Would you please give all the lines below again, exactly as they stand?

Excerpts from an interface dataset
- Opening Delimiter -

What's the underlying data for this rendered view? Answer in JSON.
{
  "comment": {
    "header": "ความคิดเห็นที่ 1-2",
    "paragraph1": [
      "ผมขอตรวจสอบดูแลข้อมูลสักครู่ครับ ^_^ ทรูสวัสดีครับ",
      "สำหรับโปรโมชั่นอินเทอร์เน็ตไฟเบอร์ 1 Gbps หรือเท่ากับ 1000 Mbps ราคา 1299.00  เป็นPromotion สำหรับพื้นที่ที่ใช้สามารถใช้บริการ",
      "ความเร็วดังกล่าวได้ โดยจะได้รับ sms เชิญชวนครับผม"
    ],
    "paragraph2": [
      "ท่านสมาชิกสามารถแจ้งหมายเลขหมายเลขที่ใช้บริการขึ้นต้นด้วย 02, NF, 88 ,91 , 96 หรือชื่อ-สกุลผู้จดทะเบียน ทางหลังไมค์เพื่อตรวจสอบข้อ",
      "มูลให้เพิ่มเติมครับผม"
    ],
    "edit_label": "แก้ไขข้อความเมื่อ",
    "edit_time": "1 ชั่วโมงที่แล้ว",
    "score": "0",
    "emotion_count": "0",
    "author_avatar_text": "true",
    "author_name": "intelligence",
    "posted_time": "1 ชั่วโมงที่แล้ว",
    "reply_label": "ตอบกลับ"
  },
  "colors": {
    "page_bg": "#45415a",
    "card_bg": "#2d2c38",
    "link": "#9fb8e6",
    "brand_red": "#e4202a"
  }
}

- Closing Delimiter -

REPLY ::
What's the underlying data for this rendered view? Answer in JSON.
{
  "comment": {
    "header": "ความคิดเห็นที่ 1-2",
    "paragraph1": [
      "ผมขอตรวจสอบดูแลข้อมูลสักครู่ครับ ^_^ ทรูสวัสดีครับ",
      "สำหรับโปรโมชั่นอินเทอร์เน็ตไฟเบอร์ 1 Gbps หรือเท่ากับ 1000 Mbps ราคา 1299.00  เป็นPromotion สำหรับพื้นที่ที่ใช้สามารถใช้บริการ",
      "ความเร็วดังกล่าวได้ โดยจะได้รับ sms เชิญชวนครับผม"
    ],
    "paragraph2": [
      "ท่านสมาชิกสามารถแจ้งหมายเลขหมายเลขที่ใช้บริการขึ้นต้นด้วย 02, NF, 88 ,91 , 96 หรือชื่อ-สกุลผู้จดทะเบียน ทางหลังไมค์เพื่อตรวจสอบข้อ",
      "มูลให้เพิ่มเติมครับผม"
    ],
    "edit_label": "แก้ไขข้อความเมื่อ",
    "edit_time": "1 ชั่วโมงที่แล้ว",
    "score": "0",
    "emotion_count": "0",
    "author_avatar_text": "true",
    "author_name": "intelligence",
    "posted_time": "1 ชั่วโมงที่แล้ว",
    "reply_label": "ตอบกลับ"
  },
  "colors": {
    "page_bg": "#45415a",
    "card_bg": "#2d2c38",
    "link": "#9fb8e6",
    "brand_red": "#e4202a"
  }
}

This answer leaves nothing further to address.